**Exercise details**
Quote every line below exactly as it reads.

**Provided information**

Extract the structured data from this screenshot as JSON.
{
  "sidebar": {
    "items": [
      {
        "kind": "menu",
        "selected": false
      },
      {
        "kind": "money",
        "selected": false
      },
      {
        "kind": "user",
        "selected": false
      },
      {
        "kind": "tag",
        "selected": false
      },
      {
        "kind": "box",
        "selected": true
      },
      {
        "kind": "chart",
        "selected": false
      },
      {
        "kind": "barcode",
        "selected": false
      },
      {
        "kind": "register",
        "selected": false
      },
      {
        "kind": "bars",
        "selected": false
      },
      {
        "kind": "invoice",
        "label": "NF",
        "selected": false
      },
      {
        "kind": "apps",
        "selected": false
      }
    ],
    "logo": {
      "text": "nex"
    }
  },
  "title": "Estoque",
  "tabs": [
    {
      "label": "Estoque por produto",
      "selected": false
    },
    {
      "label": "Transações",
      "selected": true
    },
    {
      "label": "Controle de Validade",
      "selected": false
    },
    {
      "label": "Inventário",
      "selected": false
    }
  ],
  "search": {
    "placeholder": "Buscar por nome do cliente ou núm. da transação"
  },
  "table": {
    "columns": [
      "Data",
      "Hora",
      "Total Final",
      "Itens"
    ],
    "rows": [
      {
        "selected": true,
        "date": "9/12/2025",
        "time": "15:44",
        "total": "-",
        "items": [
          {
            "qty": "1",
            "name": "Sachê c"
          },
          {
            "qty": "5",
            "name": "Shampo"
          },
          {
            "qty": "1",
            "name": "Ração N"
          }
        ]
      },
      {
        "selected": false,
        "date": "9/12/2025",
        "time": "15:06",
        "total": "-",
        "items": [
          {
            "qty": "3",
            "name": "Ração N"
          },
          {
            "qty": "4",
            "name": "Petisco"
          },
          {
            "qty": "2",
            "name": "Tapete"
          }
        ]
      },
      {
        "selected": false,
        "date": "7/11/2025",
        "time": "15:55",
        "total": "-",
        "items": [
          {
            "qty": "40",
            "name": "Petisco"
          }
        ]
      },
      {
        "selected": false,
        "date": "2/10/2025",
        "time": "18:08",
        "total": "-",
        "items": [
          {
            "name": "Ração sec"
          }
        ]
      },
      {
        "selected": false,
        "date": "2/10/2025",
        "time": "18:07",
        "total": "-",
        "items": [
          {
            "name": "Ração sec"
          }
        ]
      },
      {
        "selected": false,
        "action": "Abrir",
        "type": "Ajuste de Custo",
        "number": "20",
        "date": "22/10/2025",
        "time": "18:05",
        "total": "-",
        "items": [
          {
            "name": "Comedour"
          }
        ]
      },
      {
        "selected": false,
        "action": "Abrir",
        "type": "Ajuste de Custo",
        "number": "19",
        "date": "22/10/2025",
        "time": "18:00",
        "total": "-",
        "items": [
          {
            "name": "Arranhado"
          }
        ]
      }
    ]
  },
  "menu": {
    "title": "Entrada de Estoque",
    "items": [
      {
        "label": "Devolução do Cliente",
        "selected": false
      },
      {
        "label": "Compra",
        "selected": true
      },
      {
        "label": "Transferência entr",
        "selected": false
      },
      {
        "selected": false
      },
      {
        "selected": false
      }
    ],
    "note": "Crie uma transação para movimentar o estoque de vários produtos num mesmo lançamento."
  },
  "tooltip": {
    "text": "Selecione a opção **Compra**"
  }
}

**Result**
Extract the structured data from this screenshot as JSON.
{
  "sidebar": {
    "items": [
      {
        "kind": "menu",
        "selected": false
      },
      {
        "kind": "money",
        "selected": false
      },
      {
        "kind": "user",
        "selected": false
      },
      {
        "kind": "tag",
        "selected": false
      },
      {
        "kind": "box",
        "selected": true
      },
      {
        "kind": "chart",
        "selected": false
      },
      {
        "kind": "barcode",
        "selected": false
      },
      {
        "kind": "register",
        "selected": false
      },
      {
        "kind": "bars",
        "selected": false
      },
      {
        "kind": "invoice",
        "label": "NF",
        "selected": false
      },
      {
        "kind": "apps",
        "selected": false
      }
    ],
    "logo": {
      "text": "nex"
    }
  },
  "title": "Estoque",
  "tabs": [
    {
      "label": "Estoque por produto",
      "selected": false
    },
    {
      "label": "Transações",
      "selected": true
    },
    {
      "label": "Controle de Validade",
      "selected": false
    },
    {
      "label": "Inventário",
      "selected": false
    }
  ],
  "search": {
    "placeholder": "Buscar por nome do cliente ou núm. da transação"
  },
  "table": {
    "columns": [
      "Data",
      "Hora",
      "Total Final",
      "Itens"
    ],
    "rows": [
      {
        "selected": true,
        "date": "9/12/2025",
        "time": "15:44",
        "total": "-",
        "items": [
          {
            "qty": "1",
            "name": "Sachê c"
          },
          {
            "qty": "5",
            "name": "Shampo"
          },
          {
            "qty": "1",
            "name": "Ração N"
          }
        ]
      },
      {
        "selected": false,
        "date": "9/12/2025",
        "time": "15:06",
        "total": "-",
        "items": [
          {
            "qty": "3",
            "name": "Ração N"
          },
          {
            "qty": "4",
            "name": "Petisco"
          },
          {
            "qty": "2",
            "name": "Tapete"
          }
        ]
      },
      {
        "selected": false,
        "date": "7/11/2025",
        "time": "15:55",
        "total": "-",
        "items": [
          {
            "qty": "40",
            "name": "Petisco"
          }
        ]
      },
      {
        "selected": false,
        "date": "2/10/2025",
        "time": "18:08",
        "total": "-",
        "items": [
          {
            "name": "Ração sec"
          }
        ]
      },
      {
        "selected": false,
        "date": "2/10/2025",
        "time": "18:07",
        "total": "-",
        "items": [
          {
            "name": "Ração sec"
          }
        ]
      },
      {
        "selected": false,
        "action": "Abrir",
        "type": "Ajuste de Custo",
        "number": "20",
        "date": "22/10/2025",
        "time": "18:05",
        "total": "-",
        "items": [
          {
            "name": "Comedour"
          }
        ]
      },
      {
        "selected": false,
        "action": "Abrir",
        "type": "Ajuste de Custo",
        "number": "19",
        "date": "22/10/2025",
        "time": "18:00",
        "total": "-",
        "items": [
          {
            "name": "Arranhado"
          }
        ]
      }
    ]
  },
  "menu": {
    "title": "Entrada de Estoque",
    "items": [
      {
        "label": "Devolução do Cliente",
        "selected": false
      },
      {
        "label": "Compra",
        "selected": true
      },
      {
        "label": "Transferência entr",
        "selected": false
      },
      {
        "selected": false
      },
      {
        "selected": false
      }
    ],
    "note": "Crie uma transação para movimentar o estoque de vários produtos num mesmo lançamento."
  },
  "tooltip": {
    "text": "Selecione a opção **Compra**"
  }
}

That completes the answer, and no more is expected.